Ribes ciliatum is a sparsely branched, slender, deciduous shrub with arching branches; it usually grows 200 - 300cm tall, sometimes reaching 500cm in the wild[
The plant is harvested from the wild for local use as a food. It is sometimes grown as an ornamental.
Southern N. America - central and southern Mexico; C. America - Guatemala, Costa Rica
Usually found in dense shade, growing in damp or moist thickets or forest, often in Pinus-Abies forest, sometimes on limestone in Juniperus forest; at elevations from 3,000 - 3,800 metres[
|Cultivation Status||Ornamental, Wild
Although native of tropical regions, Ribes ciliatum is only found there at high elevations and is fairly cold tolerant. It grows well at Kew Gardens in England (hardiness zone 7 - 8).
Easily grown in a moisture retentive but well-drained loamy soil of at least moderate quality[

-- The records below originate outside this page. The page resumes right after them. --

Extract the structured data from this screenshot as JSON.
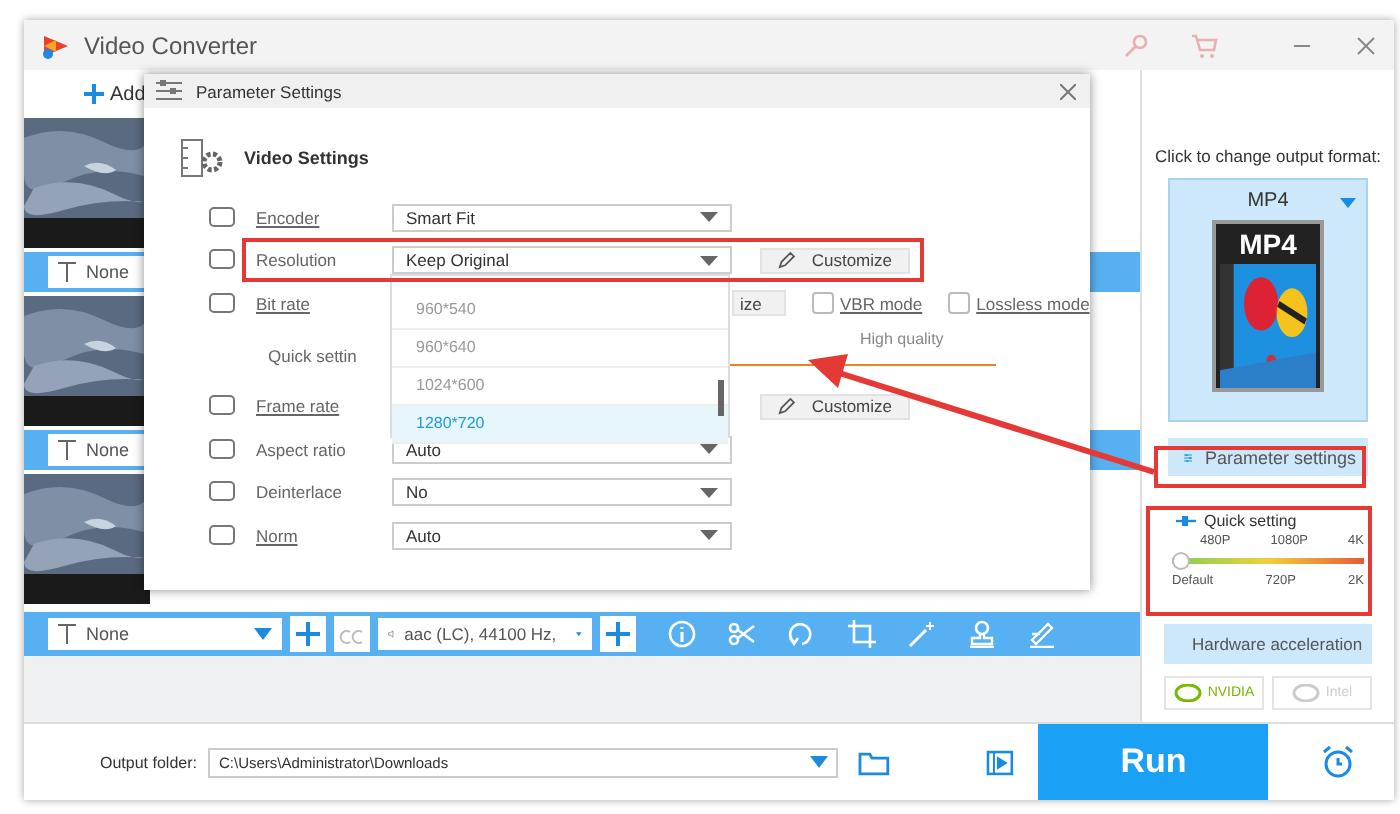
{
  "window": {
    "title": "Video Converter"
  },
  "toolbar": {
    "add_label": "Add"
  },
  "files": [
    {
      "kind": "picture",
      "subtitle": "None"
    },
    {
      "kind": "picture",
      "subtitle": "None"
    },
    {
      "kind": "picture"
    }
  ],
  "dialog": {
    "title": "Parameter Settings",
    "heading": "Video Settings",
    "rows": [
      {
        "kind": "select",
        "label": "Encoder",
        "underlined": true,
        "value": "Smart Fit"
      },
      {
        "kind": "select",
        "label": "Resolution",
        "underlined": false,
        "value": "Keep Original",
        "button": "Customize"
      },
      {
        "kind": "bitrate",
        "label": "Bit rate",
        "underlined": true,
        "button": "ize",
        "checks": [
          {
            "label": "VBR mode",
            "checked": false
          },
          {
            "label": "Lossless mode",
            "checked": false
          }
        ]
      },
      {
        "kind": "quick",
        "label": "Quick settin",
        "hint": "High quality"
      },
      {
        "kind": "hidden",
        "label": "Frame rate",
        "underlined": true,
        "button": "Customize"
      },
      {
        "kind": "select",
        "label": "Aspect ratio",
        "underlined": false,
        "value": "Auto"
      },
      {
        "kind": "select",
        "label": "Deinterlace",
        "underlined": false,
        "value": "No"
      },
      {
        "kind": "select",
        "label": "Norm",
        "underlined": true,
        "value": "Auto"
      }
    ],
    "options": [
      {
        "label": "960*540",
        "selected": false
      },
      {
        "label": "960*640",
        "selected": false
      },
      {
        "label": "1024*600",
        "selected": false
      },
      {
        "label": "1280*720",
        "selected": true
      }
    ]
  },
  "right_panel": {
    "format_hint": "Click to change output format:",
    "format": "MP4",
    "format_badge": "MP4",
    "param_button": "Parameter settings",
    "quick": {
      "title": "Quick setting",
      "top_labels": [
        "480P",
        "1080P",
        "4K"
      ],
      "bottom_labels": [
        "Default",
        "720P",
        "2K"
      ],
      "level": 0
    },
    "hw_button": "Hardware acceleration",
    "gpus": [
      {
        "label": "NVIDIA",
        "enabled": true
      },
      {
        "label": "Intel",
        "enabled": false
      }
    ]
  },
  "bottom_toolbar": {
    "subtitle": "None",
    "audio": "aac (LC), 44100 Hz,"
  },
  "output": {
    "label": "Output folder:",
    "path": "C:\\Users\\Administrator\\Downloads"
  },
  "run_label": "Run"
}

]. Requires a sunny position[
The plant often does not fruit very well, even in its native habitat[
]. This could be because the plant tends to be restricted to deeply shaded habitats in the wild[
The plant flowers freely every year in cultivation at Kew Gardens in England (hardiness zone 7 - 8)[
White pine blister rust, caused by the pathogen Cronartium ribicola, is a fungal disease that is native to Asia but has spread via human activity to many other regions, where it has become more virulent. It has a complex life-cycle that requires both currants (Ribes species) and white pines (Pinus species of the section Strobus) for the disease to spread. Whilst Ribes species can generally live with the disease (it has an annual life-cycle and infects the leaves only) Pinus species can be devastated by it (it becomes perennial and spreads through the tree). Young pines are far more susceptible than mature trees. In America the growing of certain Ribes species is banned in some areas in order to protect plantations of white pine species.
Plants in this genus tend to be notably susceptible to honey fungus[
Fruit - raw or cooked[
]. A sweet flavour[
]. The black, globose fruit is around 8mm in diameter[
Seed - best sown as soon as it is ripe in the autumn in a cold frame. Stored seed requires 4 - 5 months cold stratification at between -2 to 0°c and should be sown as early in the year as possible[
]. Under normal storage conditions the seed can remain viable for 17 years or more. Prick out the seedlings into individual pots when they are large enough to handle and grow them on in a cold frame for their first winter, planting them out in late spring of the following year
Cuttings of half-ripe wood, 10 - 15cm with a heel, mid summer in a frame[
Cuttings of mature wood of the current year's growth, preferably with a heel of the previous year's growth, late autumn to late winter in a cold frame or sheltered bed outdoors[